In a country where almost 60% of the population is under the age of 30 and unemployment continues to rise, the Islamabad Chamber of Commerce and Industry (ICCI) took action to unleash the economic potential of Pakistan’s youth.  ICCI created the Young Entrepreneurs Forum to motivate youth towards entrepreneurship so that young people can enter the mainstream business world, embark on an entrepreneurial career, and contribute positively to developing the national economy.

In the process, ICCI held youth forums, conferences, and roundtables to deliberate on issues with a particular focus on entrepreneurship development.  University students, policy makers, academics, and young professionals all gathered to deliberate important issues and develop recommended solutions.  Emerging from these discussions, numerous recommendations were developed that have since been incorporated into Pakistan’s National Youth Policy.
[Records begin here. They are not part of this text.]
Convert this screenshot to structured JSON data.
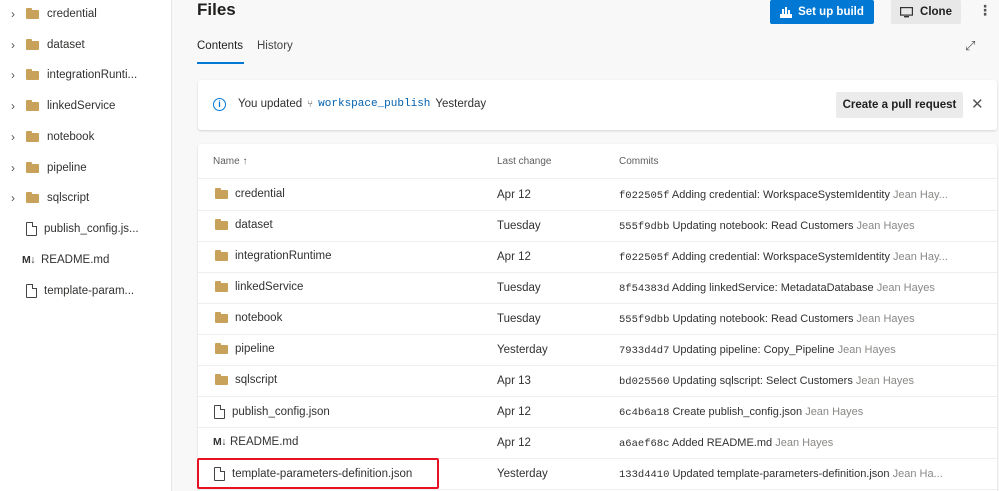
{
  "sidebar": {
    "items": [
      {
        "label": "credential",
        "kind": "folder",
        "expandable": true
      },
      {
        "label": "dataset",
        "kind": "folder",
        "expandable": true
      },
      {
        "label": "integrationRunti...",
        "kind": "folder",
        "expandable": true
      },
      {
        "label": "linkedService",
        "kind": "folder",
        "expandable": true
      },
      {
        "label": "notebook",
        "kind": "folder",
        "expandable": true
      },
      {
        "label": "pipeline",
        "kind": "folder",
        "expandable": true
      },
      {
        "label": "sqlscript",
        "kind": "folder",
        "expandable": true
      },
      {
        "label": "publish_config.js...",
        "kind": "file",
        "expandable": false
      },
      {
        "label": "README.md",
        "kind": "markdown",
        "expandable": false
      },
      {
        "label": "template-param...",
        "kind": "file",
        "expandable": false
      }
    ]
  },
  "header": {
    "title": "Files",
    "setup_build_label": "Set up build",
    "clone_label": "Clone"
  },
  "tabs": {
    "contents": "Contents",
    "history": "History",
    "active": "Contents"
  },
  "banner": {
    "prefix": "You updated",
    "branch": "workspace_publish",
    "suffix": "Yesterday",
    "pr_button": "Create a pull request"
  },
  "table": {
    "headers": {
      "name": "Name ↑",
      "last_change": "Last change",
      "commits": "Commits"
    },
    "rows": [
      {
        "name": "credential",
        "kind": "folder",
        "last_change": "Apr 12",
        "sha": "f022505f",
        "message": "Adding credential: WorkspaceSystemIdentity",
        "author": "Jean Hay..."
      },
      {
        "name": "dataset",
        "kind": "folder",
        "last_change": "Tuesday",
        "sha": "555f9dbb",
        "message": "Updating notebook: Read Customers",
        "author": "Jean Hayes"
      },
      {
        "name": "integrationRuntime",
        "kind": "folder",
        "last_change": "Apr 12",
        "sha": "f022505f",
        "message": "Adding credential: WorkspaceSystemIdentity",
        "author": "Jean Hay..."
      },
      {
        "name": "linkedService",
        "kind": "folder",
        "last_change": "Tuesday",
        "sha": "8f54383d",
        "message": "Adding linkedService: MetadataDatabase",
        "author": "Jean Hayes"
      },
      {
        "name": "notebook",
        "kind": "folder",
        "last_change": "Tuesday",
        "sha": "555f9dbb",
        "message": "Updating notebook: Read Customers",
        "author": "Jean Hayes"
      },
      {
        "name": "pipeline",
        "kind": "folder",
        "last_change": "Yesterday",
        "sha": "7933d4d7",
        "message": "Updating pipeline: Copy_Pipeline",
        "author": "Jean Hayes"
      },
      {
        "name": "sqlscript",
        "kind": "folder",
        "last_change": "Apr 13",
        "sha": "bd025560",
        "message": "Updating sqlscript: Select Customers",
        "author": "Jean Hayes"
      },
      {
        "name": "publish_config.json",
        "kind": "file",
        "last_change": "Apr 12",
        "sha": "6c4b6a18",
        "message": "Create publish_config.json",
        "author": "Jean Hayes"
      },
      {
        "name": "README.md",
        "kind": "markdown",
        "last_change": "Apr 12",
        "sha": "a6aef68c",
        "message": "Added README.md",
        "author": "Jean Hayes"
      },
      {
        "name": "template-parameters-definition.json",
        "kind": "file",
        "last_change": "Yesterday",
        "sha": "133d4410",
        "message": "Updated template-parameters-definition.json",
        "author": "Jean Ha..."
      }
    ]
  },
  "icons": {
    "chevron": "chevron-right-icon",
    "folder": "folder-icon",
    "file": "file-icon",
    "markdown": "markdown-icon",
    "info": "info-icon",
    "branch": "branch-icon",
    "close": "close-icon",
    "expand": "expand-icon",
    "more": "more-icon",
    "build": "build-icon",
    "clone": "clone-icon"
  },
  "markdown_glyph": "M↓",
  "colors": {
    "accent": "#0078d4",
    "folder": "#c8a15a",
    "highlight": "#e81123"
  }
}
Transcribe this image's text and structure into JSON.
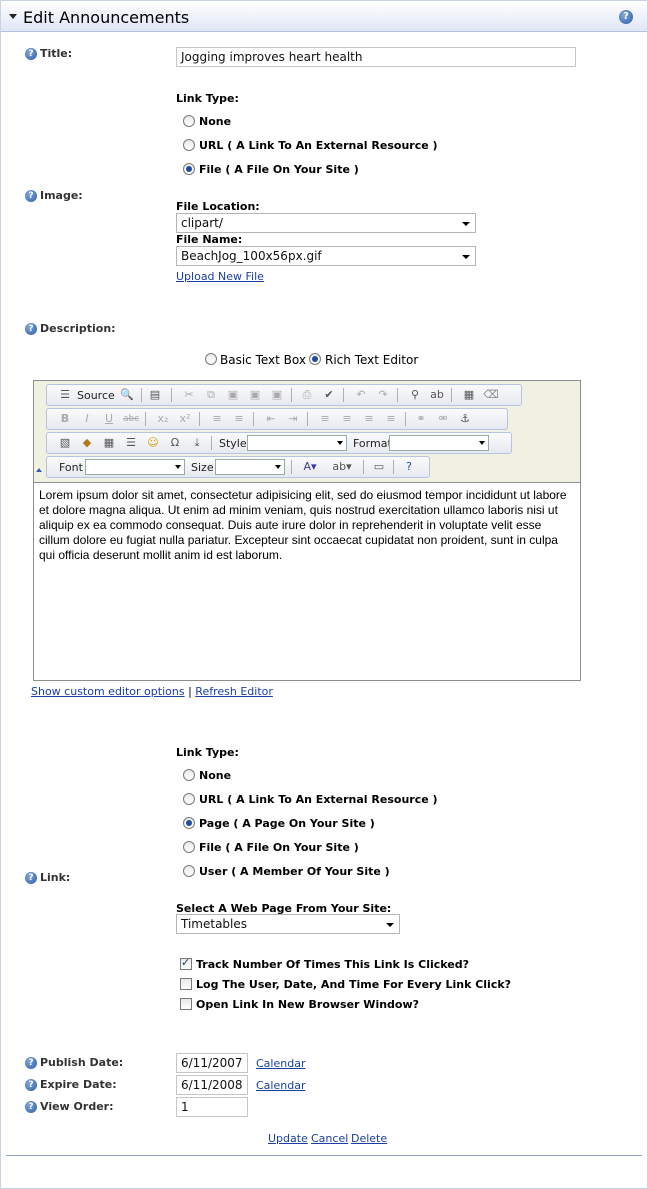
{
  "header": {
    "title": "Edit Announcements",
    "help": "?"
  },
  "title_field": {
    "label": "Title:",
    "value": "Jogging improves heart health"
  },
  "image_link": {
    "link_type_label": "Link Type:",
    "options": [
      "None",
      "URL ( A Link To An External Resource )",
      "File ( A File On Your Site )"
    ],
    "selected": 2,
    "image_label": "Image:",
    "file_location_label": "File Location:",
    "file_location_value": "clipart/",
    "file_name_label": "File Name:",
    "file_name_value": "BeachJog_100x56px.gif",
    "upload_link": "Upload New File"
  },
  "description": {
    "label": "Description:",
    "mode_options": [
      "Basic Text Box",
      "Rich Text Editor"
    ],
    "selected_mode": 1,
    "toolbar": {
      "source": "Source",
      "style": "Style",
      "format": "Format",
      "font": "Font",
      "size": "Size"
    },
    "body": "Lorem ipsum dolor sit amet, consectetur adipisicing elit, sed do eiusmod tempor incididunt ut labore et dolore magna aliqua. Ut enim ad minim veniam, quis nostrud exercitation ullamco laboris nisi ut aliquip ex ea commodo consequat. Duis aute irure dolor in reprehenderit in voluptate velit esse cillum dolore eu fugiat nulla pariatur. Excepteur sint occaecat cupidatat non proident, sunt in culpa qui officia deserunt mollit anim id est laborum.",
    "show_options_link": "Show custom editor options",
    "separator": "|",
    "refresh_link": "Refresh Editor"
  },
  "link": {
    "label": "Link:",
    "link_type_label": "Link Type:",
    "options": [
      "None",
      "URL ( A Link To An External Resource )",
      "Page ( A Page On Your Site )",
      "File ( A File On Your Site )",
      "User ( A Member Of Your Site )"
    ],
    "selected": 2,
    "page_label": "Select A Web Page From Your Site:",
    "page_value": "Timetables",
    "track_label": "Track Number Of Times This Link Is Clicked?",
    "log_label": "Log The User, Date, And Time For Every Link Click?",
    "newwin_label": "Open Link In New Browser Window?",
    "track_checked": true,
    "log_checked": false,
    "newwin_checked": false
  },
  "dates": {
    "publish_label": "Publish Date:",
    "publish_value": "6/11/2007",
    "expire_label": "Expire Date:",
    "expire_value": "6/11/2008",
    "order_label": "View Order:",
    "order_value": "1",
    "calendar": "Calendar"
  },
  "actions": {
    "update": "Update",
    "cancel": "Cancel",
    "delete": "Delete"
  }
}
Thanks to the efforts of ICCI, membership in the Young Entrepreneurs Forum continues to grow and youth have more access to the economy.  While ICCI was the first chamber in Pakistan to take such action, links between entrepreneurs and local chambers across the country continue to develop and the Entrepreneurship Development Center has been established to provide young entrepreneurs with the necessary tools for success.

3rd Place – Mongolian National Chamber of Commerce and Industry, Mongolia

Recognizing the importance of open discussion between the government and private sector, the Mongolian National Chamber of Commerce and Industry (MNCCI) has worked to ensure that Public Private Dialogue (PPD) becomes a staple of policy creation in Mongolia.  Over the last few years, MNCCI has successfully advocated for the adoption of a State Policy on PPD and a Law of Concession, which provided state officials with guidance on the subject.

PPD is a powerful tool for governance around the world as it helps to create consensus and prevents overbearing state interference and regulation.  By ensuring that the private sector has a voice in the democratic process of policy creation, MNCCI has directly contributed to the continued economic development of Mongolia.  Because of MNCCI’s efforts, state bodies now regularly seek consultation with the private sector when making important policy decisions.

While the above organizations were selected by the judging panel for developing the most effective and innovative solutions to the problems facing their respective countries, CIPE has received many other submissions through the contest.  It is difficult to simply transplant an idea or practice from one country to the next, expecting the results will be the same.  Countless institutions, both formal and informal, create very different landscapes in different societies.  However, these programs have proven extremely successful in their home countries and with a little translation and adaptation, they can be equally promising around the world.  Visit CIPE’s Leading Practices website to review past a present submissions to the contest and see what you might be able to accomplish building on these great ideas.